1) The hemoglobin A1C is affected by anemia (low blood count). You can think of the A1C as a measure of how much sugar is attached to your blood cells. As a way of picturing this problem: say you have a playing field full of coconuts ready to transport. But you only have 10 pickup trucks instead of the usual twenty. You then send these ten trucks out the gate. Someone watching this may think you only have enough coconuts for 10 trucks, while not knowing that in fact you have enough for twenty trucks, right? This is the problem with using the A1C when someone has a low blood count/anemia. So if this is a problem for you, make sure you discuss with your doctor that your A1C may be FALSELY LOW. My patients with kidney problems, sickle cell or other causes of low blood counts all need to have other tests done instead of the A1C because I cannot rely on it to give me a true picture of what is going on.

2) The A1C gives AVERAGES, not specific patterns. This is the main problem with making changes in someone’s medications as far as I am concerned; particularly when using insulin, it can be a big issue. Hemoglobin A1C of 9% is too high. But does it mean that morning blood sugars are too high? After lunch? Dinnertime? All of them? There is no way to know without doing finger checks during the day because the A1C is an average of all numbers at all times.

These are my two biggest caveats with this test, and there are a few more, but I wanted to focus on these for now. That said, again I encourage you to at least get this test done if you are not able to do finger checks at home. If you can get both done, you will provide your doctor with a word of useful information to help you.

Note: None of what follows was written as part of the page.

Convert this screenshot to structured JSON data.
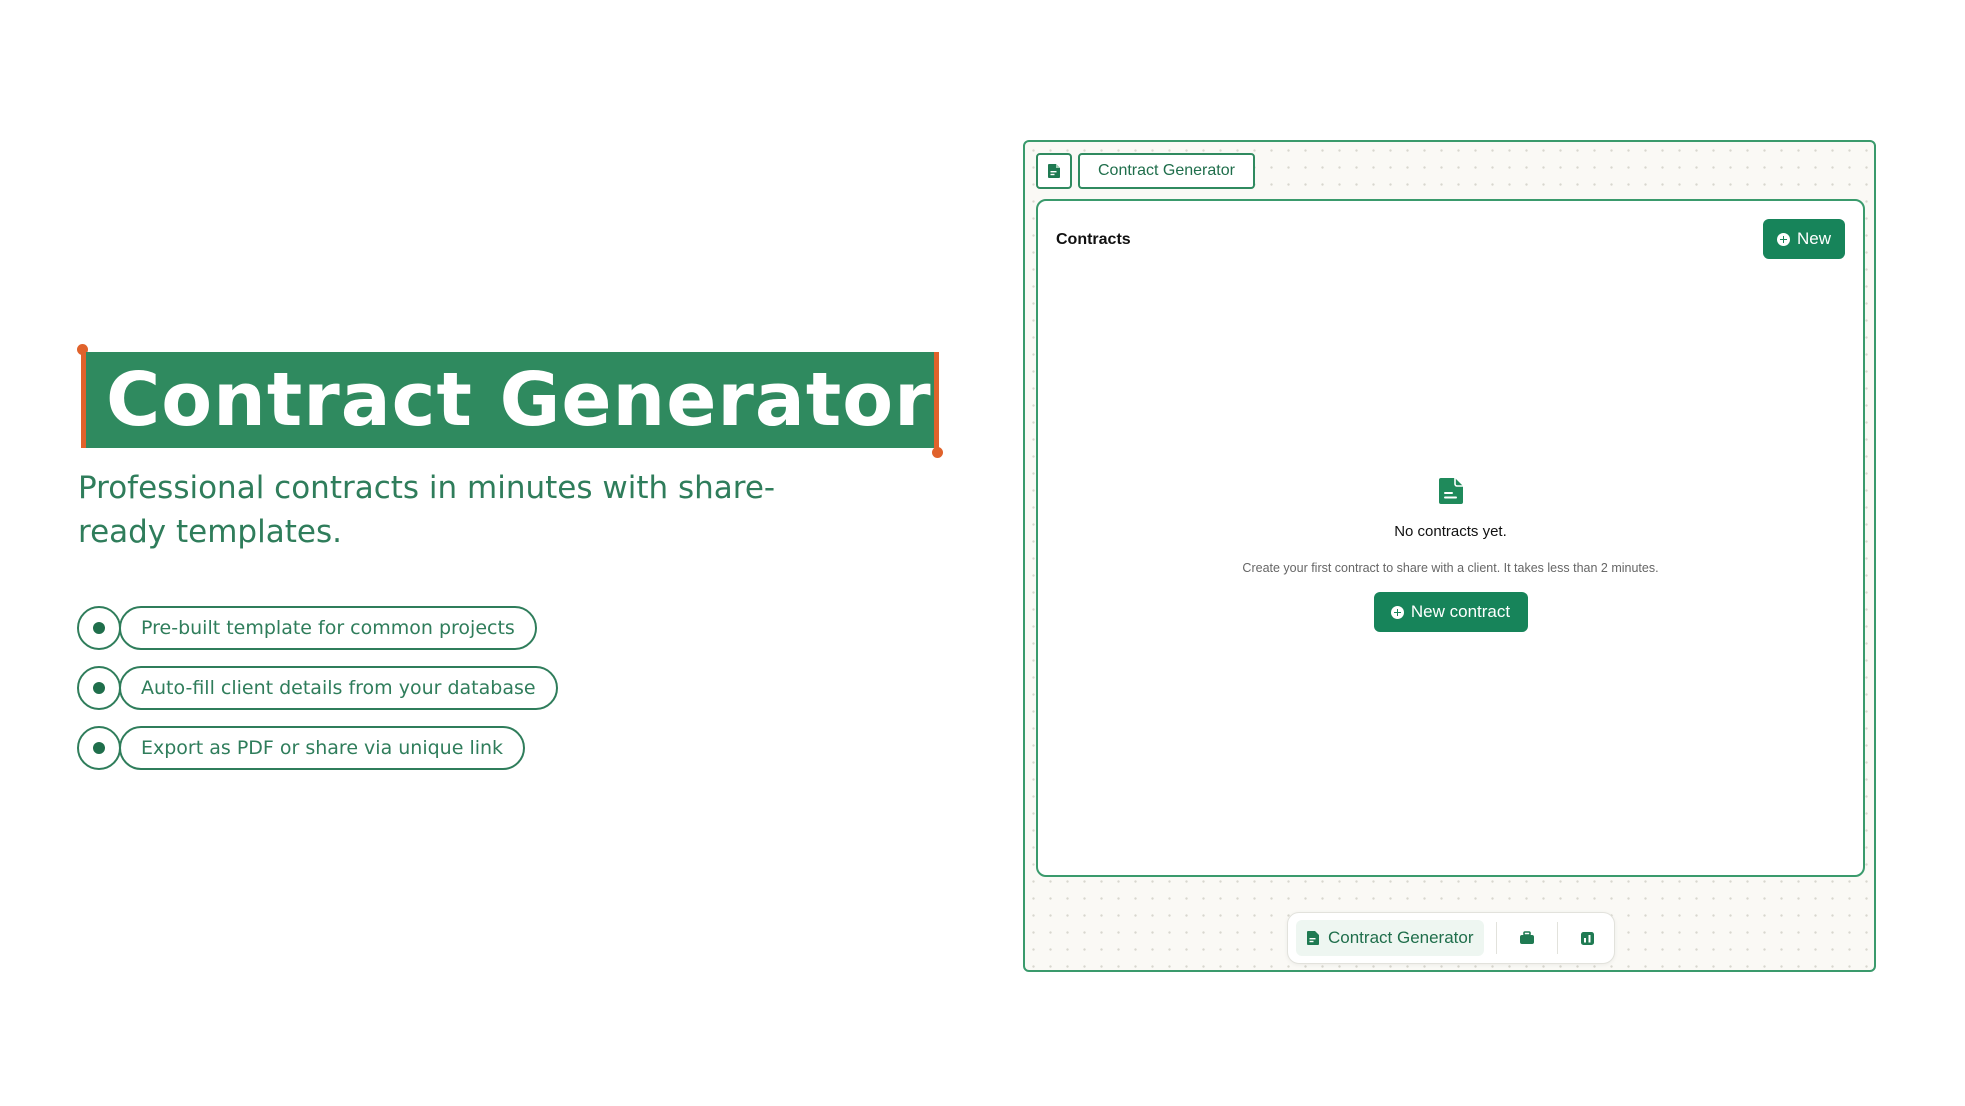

Until next week, stay safe and healthy Vincies!

Anita Ramsetty, MD

Medical Director Endocrine Care Group

Tel: 843-798-4227